[Items from a dataset]

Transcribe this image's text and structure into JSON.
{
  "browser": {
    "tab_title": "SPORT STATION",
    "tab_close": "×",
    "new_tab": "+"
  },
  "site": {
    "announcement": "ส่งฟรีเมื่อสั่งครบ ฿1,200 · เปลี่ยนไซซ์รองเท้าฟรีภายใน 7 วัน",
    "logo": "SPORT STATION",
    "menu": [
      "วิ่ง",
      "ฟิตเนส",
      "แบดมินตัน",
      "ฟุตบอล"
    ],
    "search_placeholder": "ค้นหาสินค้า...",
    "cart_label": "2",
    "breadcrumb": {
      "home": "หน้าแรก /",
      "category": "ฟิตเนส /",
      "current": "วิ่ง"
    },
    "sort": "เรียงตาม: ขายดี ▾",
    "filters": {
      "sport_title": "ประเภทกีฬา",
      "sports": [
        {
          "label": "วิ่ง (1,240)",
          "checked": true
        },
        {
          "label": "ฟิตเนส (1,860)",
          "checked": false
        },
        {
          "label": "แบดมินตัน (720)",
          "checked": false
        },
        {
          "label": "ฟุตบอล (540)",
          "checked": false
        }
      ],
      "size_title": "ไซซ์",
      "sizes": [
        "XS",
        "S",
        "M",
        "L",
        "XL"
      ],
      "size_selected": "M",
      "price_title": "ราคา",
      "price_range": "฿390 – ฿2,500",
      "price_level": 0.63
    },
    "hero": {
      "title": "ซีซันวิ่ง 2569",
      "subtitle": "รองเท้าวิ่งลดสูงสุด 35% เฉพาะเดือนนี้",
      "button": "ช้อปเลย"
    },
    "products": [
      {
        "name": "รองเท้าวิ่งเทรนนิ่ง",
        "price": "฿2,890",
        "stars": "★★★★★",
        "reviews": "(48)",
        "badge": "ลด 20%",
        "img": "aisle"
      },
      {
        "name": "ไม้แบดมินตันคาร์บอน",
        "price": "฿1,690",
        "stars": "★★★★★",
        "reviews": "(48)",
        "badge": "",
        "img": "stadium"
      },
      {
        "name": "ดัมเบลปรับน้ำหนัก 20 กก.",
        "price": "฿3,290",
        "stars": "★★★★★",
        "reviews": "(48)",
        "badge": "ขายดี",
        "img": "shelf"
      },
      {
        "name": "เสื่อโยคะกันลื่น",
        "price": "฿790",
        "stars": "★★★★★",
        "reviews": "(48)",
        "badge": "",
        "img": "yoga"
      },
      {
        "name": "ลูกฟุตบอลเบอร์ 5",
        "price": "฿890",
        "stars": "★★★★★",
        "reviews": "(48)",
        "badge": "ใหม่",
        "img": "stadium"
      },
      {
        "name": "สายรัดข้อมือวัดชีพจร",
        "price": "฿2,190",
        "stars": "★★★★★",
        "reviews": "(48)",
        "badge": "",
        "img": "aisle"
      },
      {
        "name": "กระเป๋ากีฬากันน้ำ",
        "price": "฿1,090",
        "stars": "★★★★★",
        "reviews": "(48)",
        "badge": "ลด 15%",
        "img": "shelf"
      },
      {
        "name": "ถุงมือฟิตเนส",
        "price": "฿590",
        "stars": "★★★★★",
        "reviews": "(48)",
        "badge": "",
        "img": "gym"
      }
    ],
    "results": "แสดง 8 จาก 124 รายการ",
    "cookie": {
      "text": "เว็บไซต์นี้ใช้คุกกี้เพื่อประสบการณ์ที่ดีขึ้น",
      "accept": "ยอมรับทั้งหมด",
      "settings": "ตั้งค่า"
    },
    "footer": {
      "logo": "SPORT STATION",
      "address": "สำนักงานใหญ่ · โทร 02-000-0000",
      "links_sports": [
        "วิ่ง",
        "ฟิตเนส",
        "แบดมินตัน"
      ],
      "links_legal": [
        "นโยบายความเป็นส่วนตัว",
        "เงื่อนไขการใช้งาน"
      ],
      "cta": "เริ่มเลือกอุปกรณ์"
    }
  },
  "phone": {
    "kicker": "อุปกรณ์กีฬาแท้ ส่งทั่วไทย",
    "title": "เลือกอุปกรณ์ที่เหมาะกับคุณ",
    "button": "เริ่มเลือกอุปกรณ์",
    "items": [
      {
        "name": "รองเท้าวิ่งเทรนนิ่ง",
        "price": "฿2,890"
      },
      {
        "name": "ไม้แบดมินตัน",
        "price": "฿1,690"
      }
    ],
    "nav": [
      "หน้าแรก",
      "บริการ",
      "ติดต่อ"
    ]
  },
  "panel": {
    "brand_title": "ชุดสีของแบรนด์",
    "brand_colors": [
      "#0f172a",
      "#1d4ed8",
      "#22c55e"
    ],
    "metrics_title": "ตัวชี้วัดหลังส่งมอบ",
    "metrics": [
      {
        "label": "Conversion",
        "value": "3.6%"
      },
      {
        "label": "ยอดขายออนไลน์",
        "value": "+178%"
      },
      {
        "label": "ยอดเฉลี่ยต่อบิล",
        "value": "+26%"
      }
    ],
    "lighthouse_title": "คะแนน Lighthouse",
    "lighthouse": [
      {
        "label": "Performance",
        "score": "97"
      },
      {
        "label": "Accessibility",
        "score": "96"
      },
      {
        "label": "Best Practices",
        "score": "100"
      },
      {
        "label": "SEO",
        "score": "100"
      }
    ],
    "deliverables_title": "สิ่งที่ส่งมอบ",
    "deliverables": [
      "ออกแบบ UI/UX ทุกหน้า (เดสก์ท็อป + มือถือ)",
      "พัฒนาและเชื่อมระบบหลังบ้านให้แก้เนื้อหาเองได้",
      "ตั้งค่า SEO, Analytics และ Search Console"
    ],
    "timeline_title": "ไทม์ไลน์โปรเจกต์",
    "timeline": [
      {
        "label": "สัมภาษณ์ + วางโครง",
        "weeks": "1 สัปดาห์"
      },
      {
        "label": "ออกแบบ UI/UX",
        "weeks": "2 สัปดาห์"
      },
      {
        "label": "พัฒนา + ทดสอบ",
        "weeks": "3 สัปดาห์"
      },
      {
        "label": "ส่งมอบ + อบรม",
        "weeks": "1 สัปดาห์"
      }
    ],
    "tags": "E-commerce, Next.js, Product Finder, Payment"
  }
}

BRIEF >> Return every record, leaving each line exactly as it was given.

SOLUTION TO THIS PROBLEM >>
Transcribe this image's text and structure into JSON.
{
  "browser": {
    "tab_title": "SPORT STATION",
    "tab_close": "×",
    "new_tab": "+"
  },
  "site": {
    "announcement": "ส่งฟรีเมื่อสั่งครบ ฿1,200 · เปลี่ยนไซซ์รองเท้าฟรีภายใน 7 วัน",
    "logo": "SPORT STATION",
    "menu": [
      "วิ่ง",
      "ฟิตเนส",
      "แบดมินตัน",
      "ฟุตบอล"
    ],
    "search_placeholder": "ค้นหาสินค้า...",
    "cart_label": "2",
    "breadcrumb": {
      "home": "หน้าแรก /",
      "category": "ฟิตเนส /",
      "current": "วิ่ง"
    },
    "sort": "เรียงตาม: ขายดี ▾",
    "filters": {
      "sport_title": "ประเภทกีฬา",
      "sports": [
        {
          "label": "วิ่ง (1,240)",
          "checked": true
        },
        {
          "label": "ฟิตเนส (1,860)",
          "checked": false
        },
        {
          "label": "แบดมินตัน (720)",
          "checked": false
        },
        {
          "label": "ฟุตบอล (540)",
          "checked": false
        }
      ],
      "size_title": "ไซซ์",
      "sizes": [
        "XS",
        "S",
        "M",
        "L",
        "XL"
      ],
      "size_selected": "M",
      "price_title": "ราคา",
      "price_range": "฿390 – ฿2,500",
      "price_level": 0.63
    },
    "hero": {
      "title": "ซีซันวิ่ง 2569",
      "subtitle": "รองเท้าวิ่งลดสูงสุด 35% เฉพาะเดือนนี้",
      "button": "ช้อปเลย"
    },
    "products": [
      {
        "name": "รองเท้าวิ่งเทรนนิ่ง",
        "price": "฿2,890",
        "stars": "★★★★★",
        "reviews": "(48)",
        "badge": "ลด 20%",
        "img": "aisle"
      },
      {
        "name": "ไม้แบดมินตันคาร์บอน",
        "price": "฿1,690",
        "stars": "★★★★★",
        "reviews": "(48)",
        "badge": "",
        "img": "stadium"
      },
      {
        "name": "ดัมเบลปรับน้ำหนัก 20 กก.",
        "price": "฿3,290",
        "stars": "★★★★★",
        "reviews": "(48)",
        "badge": "ขายดี",
        "img": "shelf"
      },
      {
        "name": "เสื่อโยคะกันลื่น",
        "price": "฿790",
        "stars": "★★★★★",
        "reviews": "(48)",
        "badge": "",
        "img": "yoga"
      },
      {
        "name": "ลูกฟุตบอลเบอร์ 5",
        "price": "฿890",
        "stars": "★★★★★",
        "reviews": "(48)",
        "badge": "ใหม่",
        "img": "stadium"
      },
      {
        "name": "สายรัดข้อมือวัดชีพจร",
        "price": "฿2,190",
        "stars": "★★★★★",
        "reviews": "(48)",
        "badge": "",
        "img": "aisle"
      },
      {
        "name": "กระเป๋ากีฬากันน้ำ",
        "price": "฿1,090",
        "stars": "★★★★★",
        "reviews": "(48)",
        "badge": "ลด 15%",
        "img": "shelf"
      },
      {
        "name": "ถุงมือฟิตเนส",
        "price": "฿590",
        "stars": "★★★★★",
        "reviews": "(48)",
        "badge": "",
        "img": "gym"
      }
    ],
    "results": "แสดง 8 จาก 124 รายการ",
    "cookie": {
      "text": "เว็บไซต์นี้ใช้คุกกี้เพื่อประสบการณ์ที่ดีขึ้น",
      "accept": "ยอมรับทั้งหมด",
      "settings": "ตั้งค่า"
    },
    "footer": {
      "logo": "SPORT STATION",
      "address": "สำนักงานใหญ่ · โทร 02-000-0000",
      "links_sports": [
        "วิ่ง",
        "ฟิตเนส",
        "แบดมินตัน"
      ],
      "links_legal": [
        "นโยบายความเป็นส่วนตัว",
        "เงื่อนไขการใช้งาน"
      ],
      "cta": "เริ่มเลือกอุปกรณ์"
    }
  },
  "phone": {
    "kicker": "อุปกรณ์กีฬาแท้ ส่งทั่วไทย",
    "title": "เลือกอุปกรณ์ที่เหมาะกับคุณ",
    "button": "เริ่มเลือกอุปกรณ์",
    "items": [
      {
        "name": "รองเท้าวิ่งเทรนนิ่ง",
        "price": "฿2,890"
      },
      {
        "name": "ไม้แบดมินตัน",
        "price": "฿1,690"
      }
    ],
    "nav": [
      "หน้าแรก",
      "บริการ",
      "ติดต่อ"
    ]
  },
  "panel": {
    "brand_title": "ชุดสีของแบรนด์",
    "brand_colors": [
      "#0f172a",
      "#1d4ed8",
      "#22c55e"
    ],
    "metrics_title": "ตัวชี้วัดหลังส่งมอบ",
    "metrics": [
      {
        "label": "Conversion",
        "value": "3.6%"
      },
      {
        "label": "ยอดขายออนไลน์",
        "value": "+178%"
      },
      {
        "label": "ยอดเฉลี่ยต่อบิล",
        "value": "+26%"
      }
    ],
    "lighthouse_title": "คะแนน Lighthouse",
    "lighthouse": [
      {
        "label": "Performance",
        "score": "97"
      },
      {
        "label": "Accessibility",
        "score": "96"
      },
      {
        "label": "Best Practices",
        "score": "100"
      },
      {
        "label": "SEO",
        "score": "100"
      }
    ],
    "deliverables_title": "สิ่งที่ส่งมอบ",
    "deliverables": [
      "ออกแบบ UI/UX ทุกหน้า (เดสก์ท็อป + มือถือ)",
      "พัฒนาและเชื่อมระบบหลังบ้านให้แก้เนื้อหาเองได้",
      "ตั้งค่า SEO, Analytics และ Search Console"
    ],
    "timeline_title": "ไทม์ไลน์โปรเจกต์",
    "timeline": [
      {
        "label": "สัมภาษณ์ + วางโครง",
        "weeks": "1 สัปดาห์"
      },
      {
        "label": "ออกแบบ UI/UX",
        "weeks": "2 สัปดาห์"
      },
      {
        "label": "พัฒนา + ทดสอบ",
        "weeks": "3 สัปดาห์"
      },
      {
        "label": "ส่งมอบ + อบรม",
        "weeks": "1 สัปดาห์"
      }
    ],
    "tags": "E-commerce, Next.js, Product Finder, Payment"
  }
}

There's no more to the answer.